In honor of the Happy Sport's 25th anniversary in 2018, Chopard gave the collection its very own in-house caliber: the 09.01-C with a 42-hour power reserve. This automatic movement currently ticks away inside the Happy Sport Oval Automatic and some 30-mm models. The oval edition is available in rose or white gold and comes with either a polished or gem-set bezel. Plan on spending between 11,500 and 19,500 USD for one of these timepieces. The round version is slightly less expensive. The two-tone model with a shimmering pink mother-of-pearl dial costs around 6,600 USD. Watches with a rose gold case demand about 9,800 USD. Finally, stainless steel timepieces with a diamond-covered bezel sell for almost 11,000 USD.
Some Happy Sport models feature more than just diamonds floating above their dial. The automatic Happy Stars in stainless steel boasts diamond-studded stars, a white gold moon, and a rose gold sun, all atop a blue guilloché dial. This timepiece costs around 5,800 USD. Then there's the nautically themed Happy Fish with diamonds and a golden fish swimming on a turquoise-blue dial. You can purchase this watch for roughly 6,800 USD. Last but not least is the Happy Snowflake. As its name implies, it features small snowflakes made of white gold and diamonds. The current edition comes in stainless steel and has an automatic caliber, shimmering blue mother-of-pearl dial, and a diamond-encrusted bezel. It changes hands for about 18,000 USD. Previous models have a quartz movement. Prices for well-maintained timepieces sit between 2,200 and 6,800 USD.
The Happy Sport Tourbillon Joaillerie is particularly refined. Its 42-mm white gold case and dial are completely covered in diamonds. Of course, the highlight is its tourbillon, which peeks through a cutout in the dial at 6 o'clock. It's part of the in-house L.U.C caliber 02.16-L. This COSC-certified movement bears the Geneva seal and has a staggering 216-hour power reserve thanks to its overlapping double barrels. You can view this stunning manual movement through the sapphire glass case back. However, all this luxury has its price: namely, 447,000 USD.
The Happy Ocean is a proper diving watch. Its 40-mm stainless steel case is water resistant to 300 m (30 bar, 984 ft) thanks to its screw-down crown. It also features a unidirectional diving bezel. This is the Happy Sport collection's only timepiece to feature luminous hands and indices. The in-house caliber 01.01-C provides this watch with its precise timekeeping and 60-hour power reserve. It also has a date display at 4:30.

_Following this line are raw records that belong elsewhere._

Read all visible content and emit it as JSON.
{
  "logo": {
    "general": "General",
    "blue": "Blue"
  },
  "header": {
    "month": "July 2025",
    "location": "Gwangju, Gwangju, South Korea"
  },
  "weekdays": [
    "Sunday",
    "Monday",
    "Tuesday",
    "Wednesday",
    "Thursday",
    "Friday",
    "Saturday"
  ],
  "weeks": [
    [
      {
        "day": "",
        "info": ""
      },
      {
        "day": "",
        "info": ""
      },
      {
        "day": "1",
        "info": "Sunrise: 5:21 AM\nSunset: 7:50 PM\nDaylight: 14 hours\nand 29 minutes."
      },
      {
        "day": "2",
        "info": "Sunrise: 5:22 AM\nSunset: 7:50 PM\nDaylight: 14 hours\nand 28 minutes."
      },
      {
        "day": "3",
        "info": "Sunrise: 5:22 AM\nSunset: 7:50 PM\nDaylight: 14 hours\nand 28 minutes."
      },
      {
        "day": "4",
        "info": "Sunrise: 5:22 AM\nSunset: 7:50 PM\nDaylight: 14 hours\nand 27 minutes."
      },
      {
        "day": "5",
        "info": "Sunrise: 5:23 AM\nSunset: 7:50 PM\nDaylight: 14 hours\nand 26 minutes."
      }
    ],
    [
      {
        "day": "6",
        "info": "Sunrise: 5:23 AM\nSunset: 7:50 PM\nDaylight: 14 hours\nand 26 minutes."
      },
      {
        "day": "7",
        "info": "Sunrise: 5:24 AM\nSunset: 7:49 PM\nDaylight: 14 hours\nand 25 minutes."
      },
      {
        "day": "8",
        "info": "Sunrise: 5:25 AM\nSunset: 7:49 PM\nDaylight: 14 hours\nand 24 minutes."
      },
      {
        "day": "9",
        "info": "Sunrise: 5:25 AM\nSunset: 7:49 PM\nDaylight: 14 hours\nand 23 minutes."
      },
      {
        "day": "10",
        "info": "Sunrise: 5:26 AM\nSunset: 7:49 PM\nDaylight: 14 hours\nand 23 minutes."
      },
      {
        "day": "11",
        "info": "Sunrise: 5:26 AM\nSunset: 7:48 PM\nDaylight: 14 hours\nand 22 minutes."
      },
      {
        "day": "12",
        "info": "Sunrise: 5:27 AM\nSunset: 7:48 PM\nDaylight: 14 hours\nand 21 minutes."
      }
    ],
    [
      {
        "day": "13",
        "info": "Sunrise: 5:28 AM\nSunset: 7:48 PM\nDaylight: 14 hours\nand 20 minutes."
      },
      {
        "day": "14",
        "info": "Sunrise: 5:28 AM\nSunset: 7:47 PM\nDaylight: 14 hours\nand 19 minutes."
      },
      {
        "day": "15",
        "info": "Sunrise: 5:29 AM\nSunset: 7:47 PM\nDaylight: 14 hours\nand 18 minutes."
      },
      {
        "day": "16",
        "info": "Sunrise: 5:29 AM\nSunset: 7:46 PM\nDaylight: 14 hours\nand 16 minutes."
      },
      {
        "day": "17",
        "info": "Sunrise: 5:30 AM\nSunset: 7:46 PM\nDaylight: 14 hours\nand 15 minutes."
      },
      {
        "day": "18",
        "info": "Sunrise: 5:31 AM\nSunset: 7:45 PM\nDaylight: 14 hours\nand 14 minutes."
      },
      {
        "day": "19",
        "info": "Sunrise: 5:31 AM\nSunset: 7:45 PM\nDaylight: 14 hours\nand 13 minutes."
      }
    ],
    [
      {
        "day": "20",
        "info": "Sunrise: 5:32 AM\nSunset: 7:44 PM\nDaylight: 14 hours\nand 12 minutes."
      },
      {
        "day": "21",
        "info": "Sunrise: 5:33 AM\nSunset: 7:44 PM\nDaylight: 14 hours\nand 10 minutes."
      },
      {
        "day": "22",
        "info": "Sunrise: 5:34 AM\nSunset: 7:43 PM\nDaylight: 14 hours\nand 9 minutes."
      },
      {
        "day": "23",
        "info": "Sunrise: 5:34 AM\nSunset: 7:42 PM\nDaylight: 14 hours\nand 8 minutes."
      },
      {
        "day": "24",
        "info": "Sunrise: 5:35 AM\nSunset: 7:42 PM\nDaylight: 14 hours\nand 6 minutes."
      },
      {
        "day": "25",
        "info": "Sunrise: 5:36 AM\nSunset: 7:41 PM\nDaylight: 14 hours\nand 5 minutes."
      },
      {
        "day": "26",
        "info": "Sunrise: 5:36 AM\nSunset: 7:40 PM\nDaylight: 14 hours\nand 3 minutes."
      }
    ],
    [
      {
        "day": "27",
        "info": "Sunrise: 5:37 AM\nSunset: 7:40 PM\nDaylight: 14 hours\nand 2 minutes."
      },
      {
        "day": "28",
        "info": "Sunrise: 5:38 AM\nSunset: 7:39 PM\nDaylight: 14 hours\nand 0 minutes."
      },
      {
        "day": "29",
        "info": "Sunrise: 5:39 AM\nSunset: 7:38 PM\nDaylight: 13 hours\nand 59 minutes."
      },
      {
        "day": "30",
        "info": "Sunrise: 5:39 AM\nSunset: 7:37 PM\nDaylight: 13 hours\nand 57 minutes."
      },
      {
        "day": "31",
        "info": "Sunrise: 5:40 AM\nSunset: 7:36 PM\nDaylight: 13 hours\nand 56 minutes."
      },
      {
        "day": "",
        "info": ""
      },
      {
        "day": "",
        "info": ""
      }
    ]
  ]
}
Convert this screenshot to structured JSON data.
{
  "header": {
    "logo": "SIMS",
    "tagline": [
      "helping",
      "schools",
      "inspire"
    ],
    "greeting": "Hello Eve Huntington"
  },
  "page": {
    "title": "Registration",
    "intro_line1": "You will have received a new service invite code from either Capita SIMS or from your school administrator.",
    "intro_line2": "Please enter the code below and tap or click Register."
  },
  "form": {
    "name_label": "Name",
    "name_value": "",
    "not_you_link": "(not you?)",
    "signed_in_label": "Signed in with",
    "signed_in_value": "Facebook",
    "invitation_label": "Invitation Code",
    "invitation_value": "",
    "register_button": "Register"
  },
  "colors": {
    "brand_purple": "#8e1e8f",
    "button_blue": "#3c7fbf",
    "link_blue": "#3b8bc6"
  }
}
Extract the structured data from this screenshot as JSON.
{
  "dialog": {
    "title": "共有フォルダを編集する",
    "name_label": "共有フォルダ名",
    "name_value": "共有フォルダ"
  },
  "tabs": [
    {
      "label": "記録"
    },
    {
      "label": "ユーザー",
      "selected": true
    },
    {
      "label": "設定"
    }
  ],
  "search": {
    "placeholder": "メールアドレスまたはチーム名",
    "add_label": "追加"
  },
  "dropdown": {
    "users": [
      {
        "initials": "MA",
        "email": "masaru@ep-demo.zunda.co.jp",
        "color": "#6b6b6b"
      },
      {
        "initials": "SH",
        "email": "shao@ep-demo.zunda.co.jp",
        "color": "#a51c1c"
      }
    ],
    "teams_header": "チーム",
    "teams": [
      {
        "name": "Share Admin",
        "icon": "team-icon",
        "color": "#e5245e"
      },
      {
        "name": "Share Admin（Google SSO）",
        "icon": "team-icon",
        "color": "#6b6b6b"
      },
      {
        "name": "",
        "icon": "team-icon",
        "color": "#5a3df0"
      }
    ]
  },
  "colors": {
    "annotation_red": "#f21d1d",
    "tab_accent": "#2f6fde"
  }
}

Set aside around 5,900 USD for a new Happy Ocean on a navy blue or raspberry rubber strap. Prices for pre-owned models begin around 4,800 USD.